Google has launched a tool that lets users synchronise browser settings across multiple computers - but only if they are using Mozilla's Firefox.

There is no version for Microsoft's Internet Explorer, of the Google Browser Sync tool, which lets users maintain the same bookmarks, visits logs, saved passwords and persistent cookies in all their copies of the Mozilla open-source browser.

For continuous synchronisation, users have to install copies of the Google Browser Sync on every computer where they use Firefox, Google announced in its official blog.

This free tool also "remembers" the tabs and windows users had opened the last time they used Firefox, and gives them the option to open them again. One downside is that the tool updates settings every time Firefox is launched, which will increase the time it takes a browser to open, Google warns.

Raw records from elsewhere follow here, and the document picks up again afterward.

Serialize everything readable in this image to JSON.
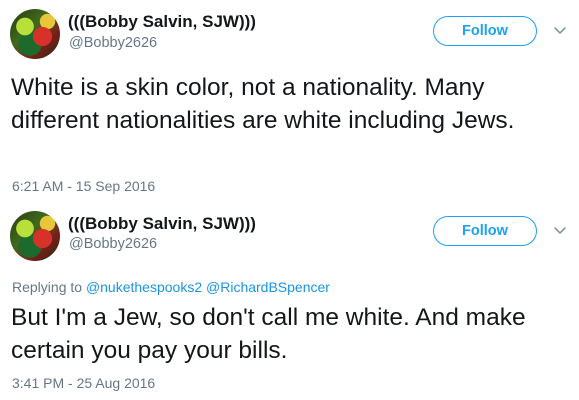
{
  "tweets": [
    {
      "display_name": "(((Bobby Salvin, SJW)))",
      "handle": "@Bobby2626",
      "follow_label": "Follow",
      "text": "White is a skin color, not a nationality.  Many different nationalities are white including Jews.",
      "timestamp": "6:21 AM - 15 Sep 2016"
    },
    {
      "display_name": "(((Bobby Salvin, SJW)))",
      "handle": "@Bobby2626",
      "follow_label": "Follow",
      "replying_to_prefix": "Replying to",
      "replying_to": [
        "@nukethespooks2",
        "@RichardBSpencer"
      ],
      "text": "But I'm a Jew, so don't call me white. And make certain you pay your bills.",
      "timestamp": "3:41 PM - 25 Aug 2016"
    }
  ],
  "colors": {
    "accent": "#1da1f2",
    "link": "#1b95e0",
    "secondary_text": "#657786",
    "primary_text": "#14171a"
  },
  "icons": {
    "menu": "chevron-down-icon"
  }
}
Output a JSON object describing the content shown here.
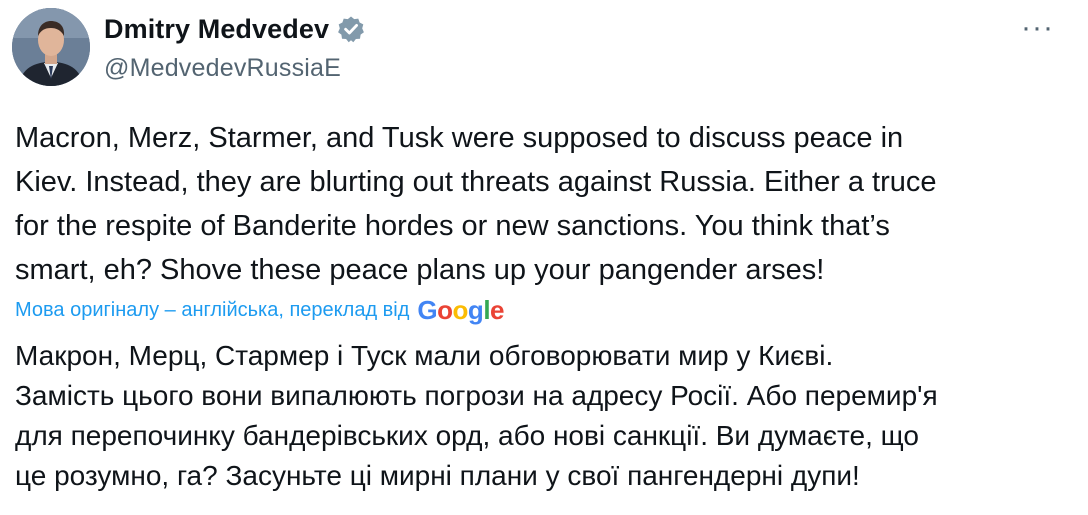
{
  "author": {
    "display_name": "Dmitry Medvedev",
    "handle": "@MedvedevRussiaE",
    "verified_icon": "verified-badge-icon",
    "verified_color": "#829aab"
  },
  "more_menu": "···",
  "tweet": {
    "lines": [
      "Macron, Merz, Starmer, and Tusk were supposed to discuss peace in",
      "Kiev. Instead, they are blurting out threats against Russia. Either a truce",
      "for the respite of Banderite hordes or new sanctions. You think that’s",
      "smart, eh? Shove these peace plans up your pangender arses!"
    ]
  },
  "translation": {
    "label": "Мова оригіналу – англійська, переклад від",
    "provider_letters": [
      "G",
      "o",
      "o",
      "g",
      "l",
      "e"
    ],
    "label_color": "#1d9bf0",
    "lines": [
      "Макрон, Мерц, Стармер і Туск мали обговорювати мир у Києві.",
      "Замість цього вони випалюють погрози на адресу Росії. Або перемир'я",
      "для перепочинку бандерівських орд, або нові санкції. Ви думаєте, що",
      "це розумно, га? Засуньте ці мирні плани у свої пангендерні дупи!"
    ]
  }
}
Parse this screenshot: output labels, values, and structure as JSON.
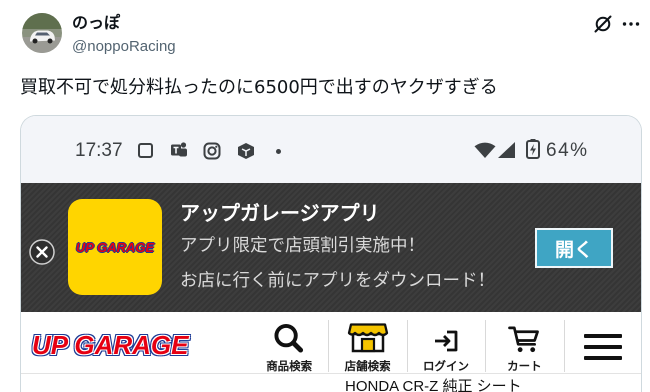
{
  "post": {
    "author": {
      "name": "のっぽ",
      "handle": "@noppoRacing"
    },
    "text": "買取不可で処分料払ったのに6500円で出すのヤクザすぎる",
    "icons": {
      "avatar": "avatar",
      "grok": "grok-icon",
      "more": "more-icon"
    }
  },
  "screenshot": {
    "status_bar": {
      "time": "17:37",
      "battery": "64%",
      "notification_icons": [
        "square-icon",
        "teams-icon",
        "instagram-icon",
        "gem-icon",
        "dot-icon"
      ],
      "system_icons": [
        "wifi-icon",
        "signal-icon",
        "battery-charging-icon"
      ]
    },
    "app_banner": {
      "logo_text": "UP GARAGE",
      "title": "アップガレージアプリ",
      "line1": "アプリ限定で店頭割引実施中！",
      "line2": "お店に行く前にアプリをダウンロード！",
      "open_button": "開く",
      "close_icon": "close-icon"
    },
    "site_header": {
      "logo_text": "UP GARAGE",
      "nav": [
        {
          "label": "商品検索",
          "icon": "search-icon"
        },
        {
          "label": "店舗検索",
          "icon": "store-icon"
        },
        {
          "label": "ログイン",
          "icon": "login-icon"
        },
        {
          "label": "カート",
          "icon": "cart-icon"
        }
      ],
      "menu_icon": "hamburger-icon"
    },
    "partial_text": "HONDA CR-Z 純正 シート"
  },
  "colors": {
    "text": "#0f1419",
    "secondary_text": "#536471",
    "status_bar_bg": "#f3f5f9",
    "banner_bg": "#3a3a3a",
    "logo_tile": "#ffd500",
    "open_button": "#3fa5c4",
    "logo_red": "#e60012",
    "logo_blue": "#1d3c96",
    "store_awning": "#f5c400"
  }
}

Google Browser Sync works with Firefox 1.5 and newer versions. It doesn't support Microsoft's Internet Explorer (IE), Opera or the Mozilla Suite, which includes the Mozilla Navigator browser.

Google has a close relationship with Mozilla that involves technology collaborations and cross-promotion efforts. This is in marked contrast to the adversarial and often acrimonious relationship between Microsoft and Google, which compete in search, online services and, increasingly, in desktop and hosted software.

Browsers in particular are a contentious area between Google and Microsoft because they are an entry point to Web search activity. Recently, Google has complained that version 7 of IE, now in beta, contains an embedded search box set by default to use Microsoft's search engine - although a drop down menu box includes other options.

However, some have criticised Google for hypocrisy, since its search engine is the default choice in the embedded Firefox search box.

Firefox is a thorn in Microsoft's side, because it is the most credible competitor to IE in years, holding an estimated 10 percent market share.

In April, Google caused a stir when it promoted Firefox on its home page, a rare move and one clearly intended to help Firefox grow its market share. Google also includes Firefox in its Google Pack, a free, downloadable software suite that it distributes and that includes products from Google and other vendors, including Adobe and Symantec, but not Microsoft.

More information and download instructions for Google Browser Sync can be found at: http://www.google.com/tools/firefox/browsersync/index.html.